▶ [The task]: Scan the lines below for "headword" and copy the matches.

[Web page and app entries]
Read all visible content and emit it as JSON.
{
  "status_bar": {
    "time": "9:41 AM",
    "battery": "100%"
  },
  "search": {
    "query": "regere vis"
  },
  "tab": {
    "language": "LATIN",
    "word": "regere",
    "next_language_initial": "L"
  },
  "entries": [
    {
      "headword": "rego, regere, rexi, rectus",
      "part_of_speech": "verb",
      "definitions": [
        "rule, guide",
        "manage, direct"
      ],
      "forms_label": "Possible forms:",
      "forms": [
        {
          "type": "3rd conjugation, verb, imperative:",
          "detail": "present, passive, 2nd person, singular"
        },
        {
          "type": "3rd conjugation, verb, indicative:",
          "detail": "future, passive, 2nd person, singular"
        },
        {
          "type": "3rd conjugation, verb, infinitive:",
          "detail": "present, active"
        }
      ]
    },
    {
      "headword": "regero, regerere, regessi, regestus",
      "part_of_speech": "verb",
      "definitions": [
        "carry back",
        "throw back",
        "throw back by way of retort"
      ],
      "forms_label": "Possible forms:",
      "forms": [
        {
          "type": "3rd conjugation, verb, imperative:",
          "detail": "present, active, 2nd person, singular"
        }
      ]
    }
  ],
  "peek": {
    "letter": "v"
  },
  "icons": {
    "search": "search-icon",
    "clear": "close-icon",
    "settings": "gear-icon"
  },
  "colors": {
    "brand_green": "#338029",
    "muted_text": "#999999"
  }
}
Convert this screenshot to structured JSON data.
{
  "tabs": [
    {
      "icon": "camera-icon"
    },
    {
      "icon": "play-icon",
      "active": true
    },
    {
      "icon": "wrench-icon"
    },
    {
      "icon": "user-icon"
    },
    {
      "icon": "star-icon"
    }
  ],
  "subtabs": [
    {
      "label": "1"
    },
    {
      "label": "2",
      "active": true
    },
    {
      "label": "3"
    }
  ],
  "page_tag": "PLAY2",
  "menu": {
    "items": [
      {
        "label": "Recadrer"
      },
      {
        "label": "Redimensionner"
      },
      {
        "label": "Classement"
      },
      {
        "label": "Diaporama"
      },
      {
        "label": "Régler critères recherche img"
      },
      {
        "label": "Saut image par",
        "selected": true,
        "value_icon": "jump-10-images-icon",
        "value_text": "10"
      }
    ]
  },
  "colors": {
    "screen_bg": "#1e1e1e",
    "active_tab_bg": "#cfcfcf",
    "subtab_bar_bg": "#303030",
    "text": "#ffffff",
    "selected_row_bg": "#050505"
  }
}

▶ [Solution to this problem]:
      "headword": "rego, regere, rexi, rectus",
      "headword": "regero, regerere, regessi, regestus",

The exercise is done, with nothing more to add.